More parent involvement in transition planning process
Adults with moderate to severe disabilities worked more hours, earned higher wages, and lived more independently when their parents were moderately to highly involved in their transition planning process (Landmark et al., 2010).
More student involvement in transition planning process
Providing high quality self-advocacy and self-determination training is a predictor of post-school employment (Test et al., 2009).
Better communication with parents and students about post-school interagency opportunities and options
Students who received assistance from 3 to 6 community-based agencies (as compared to students with assistance from 0 – 2 agencies) were more likely to be engaged in post-school employment or education (NSTTAC, 2011).

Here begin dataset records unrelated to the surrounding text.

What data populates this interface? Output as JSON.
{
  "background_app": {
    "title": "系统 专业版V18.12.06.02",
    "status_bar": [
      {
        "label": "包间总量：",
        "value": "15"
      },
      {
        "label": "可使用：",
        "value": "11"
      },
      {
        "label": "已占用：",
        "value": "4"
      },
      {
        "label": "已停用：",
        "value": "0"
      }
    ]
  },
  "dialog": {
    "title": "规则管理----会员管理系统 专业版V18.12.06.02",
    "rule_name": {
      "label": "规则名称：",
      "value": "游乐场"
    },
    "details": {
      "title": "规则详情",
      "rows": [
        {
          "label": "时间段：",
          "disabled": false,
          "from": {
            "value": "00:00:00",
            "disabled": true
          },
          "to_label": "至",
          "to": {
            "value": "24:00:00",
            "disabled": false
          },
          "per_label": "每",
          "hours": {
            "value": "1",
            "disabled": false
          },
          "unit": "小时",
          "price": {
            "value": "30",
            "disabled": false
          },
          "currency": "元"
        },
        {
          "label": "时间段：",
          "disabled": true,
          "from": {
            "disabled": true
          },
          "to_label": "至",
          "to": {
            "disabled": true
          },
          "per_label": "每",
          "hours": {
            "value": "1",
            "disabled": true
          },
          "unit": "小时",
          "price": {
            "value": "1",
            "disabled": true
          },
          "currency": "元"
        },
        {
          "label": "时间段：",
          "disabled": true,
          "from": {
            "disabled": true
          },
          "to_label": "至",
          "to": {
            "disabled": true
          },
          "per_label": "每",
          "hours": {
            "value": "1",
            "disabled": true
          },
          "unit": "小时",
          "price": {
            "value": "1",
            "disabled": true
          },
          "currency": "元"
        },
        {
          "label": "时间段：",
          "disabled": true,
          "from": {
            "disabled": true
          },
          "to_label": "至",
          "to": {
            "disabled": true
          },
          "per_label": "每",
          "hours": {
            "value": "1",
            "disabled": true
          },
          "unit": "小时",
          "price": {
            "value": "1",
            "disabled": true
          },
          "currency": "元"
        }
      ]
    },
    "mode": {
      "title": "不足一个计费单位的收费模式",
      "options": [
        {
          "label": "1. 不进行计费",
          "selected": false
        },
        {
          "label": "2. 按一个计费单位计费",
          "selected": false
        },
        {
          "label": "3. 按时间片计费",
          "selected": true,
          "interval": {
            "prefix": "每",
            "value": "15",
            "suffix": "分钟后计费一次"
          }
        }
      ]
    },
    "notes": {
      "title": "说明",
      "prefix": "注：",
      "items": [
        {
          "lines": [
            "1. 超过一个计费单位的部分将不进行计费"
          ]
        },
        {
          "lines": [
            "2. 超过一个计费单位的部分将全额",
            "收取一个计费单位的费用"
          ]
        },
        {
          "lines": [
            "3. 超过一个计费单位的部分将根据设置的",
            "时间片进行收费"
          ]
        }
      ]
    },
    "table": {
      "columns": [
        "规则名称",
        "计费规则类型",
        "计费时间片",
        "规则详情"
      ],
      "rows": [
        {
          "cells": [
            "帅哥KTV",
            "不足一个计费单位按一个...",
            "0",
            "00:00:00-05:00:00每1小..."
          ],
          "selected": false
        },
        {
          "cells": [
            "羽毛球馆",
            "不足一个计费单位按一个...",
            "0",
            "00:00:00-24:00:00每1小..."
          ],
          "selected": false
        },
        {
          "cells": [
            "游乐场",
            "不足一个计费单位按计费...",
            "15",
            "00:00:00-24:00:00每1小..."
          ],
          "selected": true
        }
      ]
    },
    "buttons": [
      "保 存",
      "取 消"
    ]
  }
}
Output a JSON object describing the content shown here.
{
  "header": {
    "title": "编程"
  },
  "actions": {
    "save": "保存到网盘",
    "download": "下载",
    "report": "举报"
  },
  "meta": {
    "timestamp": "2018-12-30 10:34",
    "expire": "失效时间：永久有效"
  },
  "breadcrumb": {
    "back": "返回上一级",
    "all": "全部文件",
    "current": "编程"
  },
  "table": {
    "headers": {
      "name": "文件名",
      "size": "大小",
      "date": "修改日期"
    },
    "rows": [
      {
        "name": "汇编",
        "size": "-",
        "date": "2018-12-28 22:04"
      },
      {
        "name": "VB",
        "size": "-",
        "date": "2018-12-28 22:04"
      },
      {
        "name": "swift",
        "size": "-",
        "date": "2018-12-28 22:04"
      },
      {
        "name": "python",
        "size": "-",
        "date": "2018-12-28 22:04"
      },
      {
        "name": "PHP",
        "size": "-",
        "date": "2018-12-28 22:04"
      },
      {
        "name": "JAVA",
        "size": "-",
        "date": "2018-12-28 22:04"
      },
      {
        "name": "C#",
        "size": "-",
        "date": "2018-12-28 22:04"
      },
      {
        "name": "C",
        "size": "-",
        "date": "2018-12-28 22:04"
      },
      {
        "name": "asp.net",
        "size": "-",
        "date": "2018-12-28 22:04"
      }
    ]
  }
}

Create a concrete plan for transition planning beginning at age 13 with focus on life after leaving high school
Plan for parent information sessions – during school day, paired with after-school events such as Open House/Parent Night, etc.
Bring in outside agencies to assist students and teachers (i.e., workshops, volunteering, peer mentors who can help students and parents, VR and employment opportunities)
Identify needs and resources of individual students that can be addressed/developed both in and out of school setting
Students actively involved in transition IEP process